In the public sector many members are in pay-as-you-go schemes that don’t have funds and therefore governance is a matter of regulation. However, the biggest pension scheme in Scotland is the Local Government Pension Scheme (Scotland) (LGPS) with assets of nearly £20bn administered by 11 funds. While it is called the ‘local government’ scheme almost a third of members are employed by organisations outwith councils, including private, voluntary and other statutory bodies. These funds look and operate in a similar way to private sector schemes with contributions from employers and employees that are invested in order to meet scheme liabilities.



The big difference is the way the schemes are governed. The LGPS is probably the only funded scheme in the EU not to have effective and statutory member representation. In the main they are administered by a pensions committee made up almost exclusively of employer representatives i.e. councillors from the local authorities covered by the fund. The funds are also, in most cases, closely linked to the organisation of a lead council in a way that would not be acceptable in a private pension scheme.



There has been some progress in improving the governance of the LGPS in Scotland. In April 2011 guidance was issued to all funds that set out compliance standards against which funds are to measure their governance arrangements. This came out of the 2008 agreement on the new LGPS in Scotland. However, the latest progress report indicates that even the modest requirements of this guidance have not been fully implemented by every fund.



Most funds do now at least have consultative panels that include representatives of scheme members and in the best funds these operate well, engaging members and supporting them with training and access to papers. Most funds have also made a real effort to communicate with scheme members.
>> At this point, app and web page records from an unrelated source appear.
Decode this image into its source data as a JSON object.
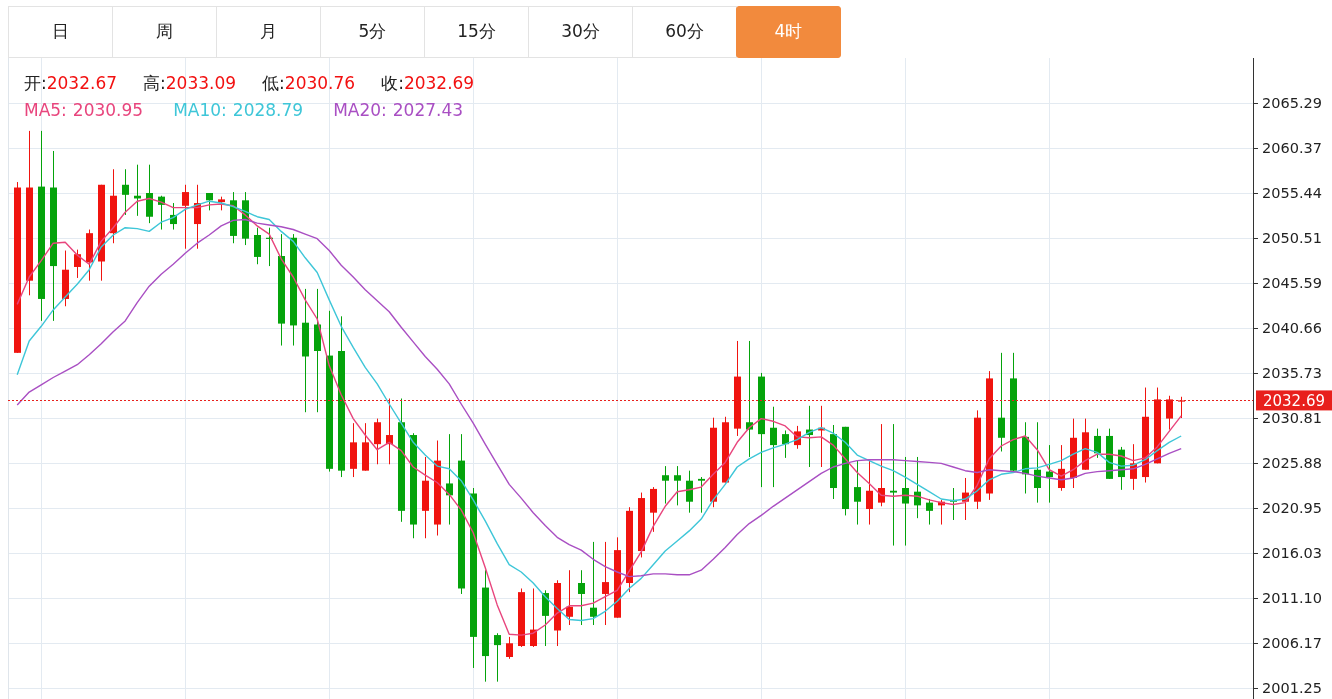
{
  "tabs": [
    {
      "label": "日",
      "selected": false
    },
    {
      "label": "周",
      "selected": false
    },
    {
      "label": "月",
      "selected": false
    },
    {
      "label": "5分",
      "selected": false
    },
    {
      "label": "15分",
      "selected": false
    },
    {
      "label": "30分",
      "selected": false
    },
    {
      "label": "60分",
      "selected": false
    },
    {
      "label": "4时",
      "selected": true
    }
  ],
  "quote": [
    {
      "label": "开:",
      "value": "2032.67"
    },
    {
      "label": "高:",
      "value": "2033.09"
    },
    {
      "label": "低:",
      "value": "2030.76"
    },
    {
      "label": "收:",
      "value": "2032.69"
    }
  ],
  "ma_legend": [
    {
      "value": "2030.95"
    },
    {
      "value": "2028.79"
    },
    {
      "value": "2027.43"
    }
  ],
  "chart": {
    "chart_data": {
      "type": "candlestick",
      "grid": true,
      "ylim": [
        2000,
        2070.18
      ],
      "yticks": [
        {
          "value": 2065.29,
          "label": "2065.29"
        },
        {
          "value": 2060.37,
          "label": "2060.37"
        },
        {
          "value": 2055.44,
          "label": "2055.44"
        },
        {
          "value": 2050.51,
          "label": "2050.51"
        },
        {
          "value": 2045.59,
          "label": "2045.59"
        },
        {
          "value": 2040.66,
          "label": "2040.66"
        },
        {
          "value": 2035.73,
          "label": "2035.73"
        },
        {
          "value": 2030.81,
          "label": "2030.81"
        },
        {
          "value": 2025.88,
          "label": "2025.88"
        },
        {
          "value": 2020.95,
          "label": "2020.95"
        },
        {
          "value": 2016.03,
          "label": "2016.03"
        },
        {
          "value": 2011.1,
          "label": "2011.10"
        },
        {
          "value": 2006.17,
          "label": "2006.17"
        },
        {
          "value": 2001.25,
          "label": "2001.25"
        }
      ],
      "ref_lines": [
        {
          "axis": "y",
          "value": 2032.69,
          "label": "2032.69",
          "color": "#e8201c"
        }
      ],
      "categories": [
        null,
        null,
        null,
        null,
        null,
        null,
        null,
        null,
        null,
        null,
        null,
        null,
        null,
        null,
        null,
        null,
        null,
        null,
        null,
        null,
        null,
        null,
        null,
        null,
        null,
        null,
        null,
        null,
        null,
        null,
        null,
        null,
        null,
        null,
        null,
        null,
        null,
        null,
        null,
        null,
        null,
        null,
        null,
        null,
        null,
        null,
        null,
        null,
        null,
        null,
        null,
        null,
        null,
        null,
        null,
        null,
        null,
        null,
        null,
        null,
        null,
        null,
        null,
        null,
        null,
        null,
        null,
        null,
        null,
        null,
        null,
        null,
        null,
        null,
        null,
        null,
        null,
        null,
        null,
        null,
        null,
        null,
        null,
        null,
        null,
        null,
        null,
        null,
        null,
        null,
        null,
        null,
        null,
        null,
        null,
        null,
        null,
        null
      ],
      "ohlc": [
        [
          2037.9,
          2056.6,
          2037.9,
          2056.0
        ],
        [
          2045.8,
          2062.2,
          2044.2,
          2056.0
        ],
        [
          2056.1,
          2062.2,
          2041.4,
          2043.8
        ],
        [
          2056.0,
          2060.0,
          2041.4,
          2047.4
        ],
        [
          2043.8,
          2049.1,
          2043.0,
          2047.0
        ],
        [
          2047.3,
          2049.2,
          2046.1,
          2048.7
        ],
        [
          2047.8,
          2051.4,
          2045.8,
          2051.0
        ],
        [
          2047.9,
          2056.3,
          2045.8,
          2056.3
        ],
        [
          2051.0,
          2058.0,
          2049.9,
          2055.1
        ],
        [
          2056.3,
          2058.0,
          2053.0,
          2055.2
        ],
        [
          2055.1,
          2058.5,
          2052.9,
          2054.8
        ],
        [
          2055.4,
          2058.5,
          2052.1,
          2052.8
        ],
        [
          2055.0,
          2055.1,
          2051.4,
          2054.1
        ],
        [
          2053.0,
          2054.3,
          2051.4,
          2052.0
        ],
        [
          2054.0,
          2056.3,
          2049.3,
          2055.5
        ],
        [
          2052.0,
          2056.3,
          2049.3,
          2054.3
        ],
        [
          2055.4,
          2055.4,
          2053.5,
          2054.6
        ],
        [
          2054.4,
          2055.0,
          2053.5,
          2054.7
        ],
        [
          2054.6,
          2055.5,
          2049.9,
          2050.7
        ],
        [
          2054.6,
          2055.5,
          2049.7,
          2050.4
        ],
        [
          2050.8,
          2051.6,
          2047.6,
          2048.4
        ],
        [
          2050.5,
          2051.6,
          2047.4,
          2050.4
        ],
        [
          2048.5,
          2050.9,
          2038.7,
          2041.1
        ],
        [
          2050.5,
          2050.9,
          2038.7,
          2040.9
        ],
        [
          2041.2,
          2044.9,
          2031.4,
          2037.5
        ],
        [
          2041.0,
          2044.9,
          2031.4,
          2038.1
        ],
        [
          2037.6,
          2042.5,
          2024.9,
          2025.2
        ],
        [
          2038.1,
          2041.9,
          2024.3,
          2025.0
        ],
        [
          2025.2,
          2030.2,
          2024.3,
          2028.1
        ],
        [
          2025.0,
          2030.2,
          2025.0,
          2028.1
        ],
        [
          2027.9,
          2030.7,
          2025.7,
          2030.3
        ],
        [
          2027.9,
          2032.9,
          2025.7,
          2028.9
        ],
        [
          2030.3,
          2032.9,
          2019.4,
          2020.6
        ],
        [
          2028.9,
          2029.1,
          2017.6,
          2019.1
        ],
        [
          2020.6,
          2026.5,
          2017.6,
          2023.9
        ],
        [
          2019.1,
          2028.3,
          2017.9,
          2026.1
        ],
        [
          2023.6,
          2029.0,
          2019.1,
          2022.3
        ],
        [
          2026.1,
          2029.0,
          2011.5,
          2012.1
        ],
        [
          2022.5,
          2023.1,
          2003.4,
          2006.8
        ],
        [
          2012.2,
          2014.1,
          2001.9,
          2004.7
        ],
        [
          2007.0,
          2007.2,
          2001.9,
          2005.9
        ],
        [
          2004.6,
          2006.8,
          2004.4,
          2006.1
        ],
        [
          2005.8,
          2012.1,
          2005.7,
          2011.7
        ],
        [
          2005.8,
          2012.1,
          2005.7,
          2007.6
        ],
        [
          2011.6,
          2011.9,
          2005.8,
          2009.1
        ],
        [
          2007.5,
          2013.0,
          2005.8,
          2012.7
        ],
        [
          2009.0,
          2014.1,
          2008.1,
          2010.1
        ],
        [
          2012.7,
          2014.1,
          2008.1,
          2011.5
        ],
        [
          2010.0,
          2017.2,
          2008.1,
          2009.0
        ],
        [
          2011.5,
          2017.2,
          2008.1,
          2012.8
        ],
        [
          2008.9,
          2017.7,
          2008.9,
          2016.3
        ],
        [
          2012.7,
          2021.0,
          2011.7,
          2020.6
        ],
        [
          2016.2,
          2022.6,
          2015.5,
          2022.0
        ],
        [
          2020.4,
          2023.2,
          2018.3,
          2023.0
        ],
        [
          2024.5,
          2025.5,
          2021.4,
          2023.9
        ],
        [
          2024.5,
          2025.5,
          2021.2,
          2023.9
        ],
        [
          2023.9,
          2025.0,
          2020.4,
          2021.6
        ],
        [
          2024.1,
          2024.3,
          2020.4,
          2023.9
        ],
        [
          2021.6,
          2030.8,
          2021.0,
          2029.7
        ],
        [
          2023.7,
          2030.9,
          2023.7,
          2030.3
        ],
        [
          2029.6,
          2039.2,
          2028.8,
          2035.3
        ],
        [
          2030.3,
          2039.2,
          2026.5,
          2029.5
        ],
        [
          2035.3,
          2035.7,
          2023.2,
          2029.0
        ],
        [
          2029.7,
          2032.0,
          2023.2,
          2027.8
        ],
        [
          2029.0,
          2029.4,
          2026.4,
          2027.9
        ],
        [
          2027.8,
          2029.9,
          2027.4,
          2029.3
        ],
        [
          2029.5,
          2032.1,
          2025.4,
          2028.9
        ],
        [
          2029.4,
          2032.1,
          2025.4,
          2029.7
        ],
        [
          2029.0,
          2030.0,
          2021.9,
          2023.1
        ],
        [
          2029.8,
          2029.8,
          2020.1,
          2020.8
        ],
        [
          2023.2,
          2026.1,
          2019.1,
          2021.6
        ],
        [
          2020.8,
          2026.1,
          2019.1,
          2022.8
        ],
        [
          2021.5,
          2030.1,
          2021.1,
          2023.1
        ],
        [
          2022.8,
          2030.1,
          2016.8,
          2022.6
        ],
        [
          2023.1,
          2026.5,
          2016.8,
          2021.4
        ],
        [
          2022.7,
          2026.5,
          2019.8,
          2021.2
        ],
        [
          2021.5,
          2021.9,
          2019.1,
          2020.6
        ],
        [
          2021.2,
          2021.8,
          2019.1,
          2021.6
        ],
        [
          2021.8,
          2023.1,
          2019.6,
          2021.6
        ],
        [
          2021.6,
          2024.2,
          2019.6,
          2022.6
        ],
        [
          2021.6,
          2031.6,
          2020.8,
          2030.8
        ],
        [
          2022.5,
          2035.9,
          2021.8,
          2035.1
        ],
        [
          2030.8,
          2037.9,
          2027.1,
          2028.6
        ],
        [
          2035.1,
          2037.9,
          2024.8,
          2025.0
        ],
        [
          2028.7,
          2030.3,
          2022.5,
          2024.6
        ],
        [
          2025.1,
          2030.3,
          2021.5,
          2023.1
        ],
        [
          2024.9,
          2027.8,
          2021.5,
          2024.3
        ],
        [
          2023.1,
          2027.8,
          2022.8,
          2025.2
        ],
        [
          2024.2,
          2030.7,
          2023.1,
          2028.6
        ],
        [
          2025.1,
          2030.7,
          2025.1,
          2029.2
        ],
        [
          2028.8,
          2029.6,
          2026.4,
          2026.9
        ],
        [
          2028.8,
          2029.6,
          2024.1,
          2024.1
        ],
        [
          2027.3,
          2027.6,
          2022.9,
          2024.3
        ],
        [
          2024.1,
          2027.9,
          2022.9,
          2025.8
        ],
        [
          2024.3,
          2034.1,
          2023.7,
          2030.9
        ],
        [
          2025.8,
          2034.1,
          2025.8,
          2032.8
        ],
        [
          2030.7,
          2033.2,
          2029.5,
          2032.8
        ],
        [
          2032.67,
          2033.09,
          2030.76,
          2032.69
        ]
      ],
      "series": [
        {
          "name": "MA5:",
          "type": "line",
          "color": "#e8457d",
          "values": [
            2043.2,
            2046.2,
            2048.0,
            2049.9,
            2050.0,
            2048.6,
            2047.6,
            2050.1,
            2051.6,
            2053.3,
            2054.5,
            2054.8,
            2054.4,
            2053.8,
            2053.8,
            2053.8,
            2054.1,
            2054.2,
            2054.0,
            2053.0,
            2051.8,
            2050.9,
            2048.2,
            2046.2,
            2043.7,
            2041.6,
            2036.5,
            2033.3,
            2030.7,
            2028.9,
            2027.3,
            2028.1,
            2027.2,
            2025.4,
            2024.5,
            2023.7,
            2022.4,
            2020.7,
            2018.2,
            2014.4,
            2010.3,
            2007.1,
            2007.0,
            2007.2,
            2008.1,
            2009.4,
            2010.2,
            2010.2,
            2010.5,
            2011.2,
            2011.9,
            2014.0,
            2016.1,
            2018.9,
            2021.1,
            2022.7,
            2022.9,
            2023.2,
            2024.6,
            2025.9,
            2028.1,
            2029.7,
            2030.7,
            2030.4,
            2029.9,
            2028.7,
            2028.6,
            2028.7,
            2027.8,
            2026.3,
            2024.8,
            2023.6,
            2022.3,
            2022.2,
            2022.3,
            2022.2,
            2021.8,
            2021.5,
            2021.3,
            2021.5,
            2023.4,
            2026.3,
            2027.7,
            2028.4,
            2028.8,
            2027.3,
            2025.1,
            2024.4,
            2025.1,
            2026.1,
            2026.8,
            2026.8,
            2026.6,
            2026.1,
            2026.4,
            2027.6,
            2029.3,
            2031.0
          ]
        },
        {
          "name": "MA10:",
          "type": "line",
          "color": "#3ec6d8",
          "values": [
            2035.5,
            2039.2,
            2040.8,
            2042.6,
            2044.0,
            2045.4,
            2047.0,
            2049.5,
            2050.8,
            2051.6,
            2051.5,
            2051.2,
            2052.2,
            2052.7,
            2053.6,
            2054.1,
            2054.5,
            2054.3,
            2053.9,
            2053.4,
            2052.8,
            2052.5,
            2051.2,
            2050.1,
            2048.3,
            2046.7,
            2043.7,
            2040.8,
            2038.5,
            2036.3,
            2034.5,
            2032.3,
            2030.2,
            2028.1,
            2026.7,
            2025.5,
            2025.2,
            2023.9,
            2021.8,
            2019.5,
            2017.0,
            2014.7,
            2013.9,
            2012.7,
            2011.2,
            2009.9,
            2008.7,
            2008.6,
            2008.8,
            2009.6,
            2010.7,
            2012.1,
            2013.2,
            2014.7,
            2016.2,
            2017.3,
            2018.4,
            2019.7,
            2021.8,
            2023.5,
            2025.4,
            2026.3,
            2027.0,
            2027.5,
            2027.9,
            2028.4,
            2029.2,
            2029.7,
            2029.1,
            2028.1,
            2026.7,
            2026.1,
            2025.5,
            2025.0,
            2024.3,
            2023.5,
            2022.7,
            2021.9,
            2021.7,
            2021.9,
            2022.8,
            2024.0,
            2024.6,
            2024.8,
            2025.2,
            2025.3,
            2025.7,
            2026.1,
            2026.8,
            2027.4,
            2027.0,
            2025.9,
            2025.5,
            2025.6,
            2026.2,
            2027.2,
            2028.1,
            2028.8
          ]
        },
        {
          "name": "MA20:",
          "type": "line",
          "color": "#a94fc3",
          "values": [
            2032.2,
            2033.6,
            2034.4,
            2035.2,
            2035.9,
            2036.6,
            2037.7,
            2038.9,
            2040.2,
            2041.4,
            2043.4,
            2045.2,
            2046.5,
            2047.6,
            2048.8,
            2049.9,
            2050.8,
            2051.8,
            2052.4,
            2052.5,
            2052.1,
            2051.9,
            2051.7,
            2051.4,
            2050.9,
            2050.4,
            2049.1,
            2047.5,
            2046.2,
            2044.8,
            2043.6,
            2042.4,
            2040.7,
            2039.1,
            2037.5,
            2036.1,
            2034.5,
            2032.3,
            2030.2,
            2027.9,
            2025.7,
            2023.5,
            2022.0,
            2020.4,
            2019.0,
            2017.7,
            2016.9,
            2016.3,
            2015.3,
            2014.5,
            2013.9,
            2013.4,
            2013.5,
            2013.7,
            2013.7,
            2013.6,
            2013.6,
            2014.1,
            2015.3,
            2016.6,
            2018.0,
            2019.2,
            2020.1,
            2021.1,
            2022.0,
            2022.9,
            2023.8,
            2024.7,
            2025.4,
            2025.8,
            2026.1,
            2026.2,
            2026.2,
            2026.2,
            2026.1,
            2026.0,
            2025.9,
            2025.8,
            2025.4,
            2025.0,
            2024.8,
            2025.1,
            2025.0,
            2024.9,
            2024.7,
            2024.4,
            2024.2,
            2024.0,
            2024.2,
            2024.7,
            2024.9,
            2025.0,
            2025.1,
            2025.2,
            2025.7,
            2026.3,
            2026.9,
            2027.4
          ]
        }
      ]
    }
  }
}
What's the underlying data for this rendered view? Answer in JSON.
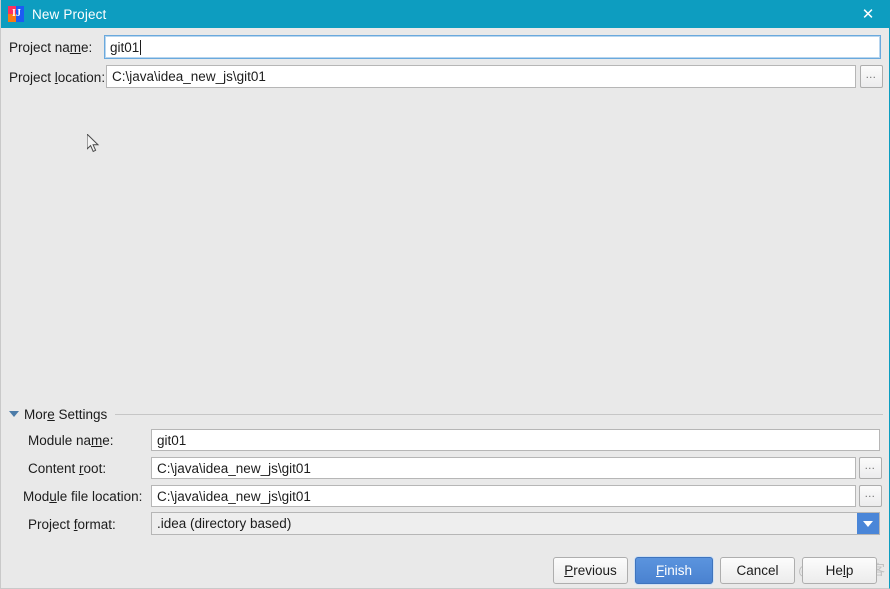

The slowest progress is over having representatives of scheme members as voting members of the fund decision making structures. This is recognised across Europe as essential for good governance and transparency and as I explained above is a statutory requirement in private sector schemes in the UK. Equally, there is no provision in the legislation that members serving on these committees have to make investment decisions in the best interests of beneficiaries or address potential conflict of interests with the councils that make up the fund. UNISON believes that the current arrangements sit outside the requirements of European law, particularly Directive 2003/41/EC, known as the IORP Directive.



It is sometimes argued that because LGPS members contributions and benefits are set by law they bear no risk from poor investment and governance decisions. This is no longer the case because the UK and Scottish Government has the power to change benefits and are more likely to do this if investment income falls. In addition since 2009 member contributions are subject to ‘cost sharing’ arrangements. In practice there are fewer protections for LGPS members than those in private sector schemes. As the recent pension disputes have shown, trade union strength is the only defence scheme members have against a rapacious government hell bent on undermining quality pension schemes.



Pension fund representation is not simply a moral issue. As David Pitt-Watson said in ‘The New Capitalists’ (2006) – “Pension plan flaws often occur because plan members tend to have little or no representation in the governance of funds. Worse, secrecy makes it difficult for citizen investors to monitor what is being done in their name”. I would argue that the economic power of the LGPS in Scotland is little understood or necessarily deployed in the interests of members or the wider community. Stronger pension governance could provide the basis for a more radical approach. The work done by trade unions in other countries shows us how a different approach can work.



If the banking crisis tells us anything it demonstrates that we need to take greater control and promote more transparency over the financial system. Our pension funds need to be a part of that liberation.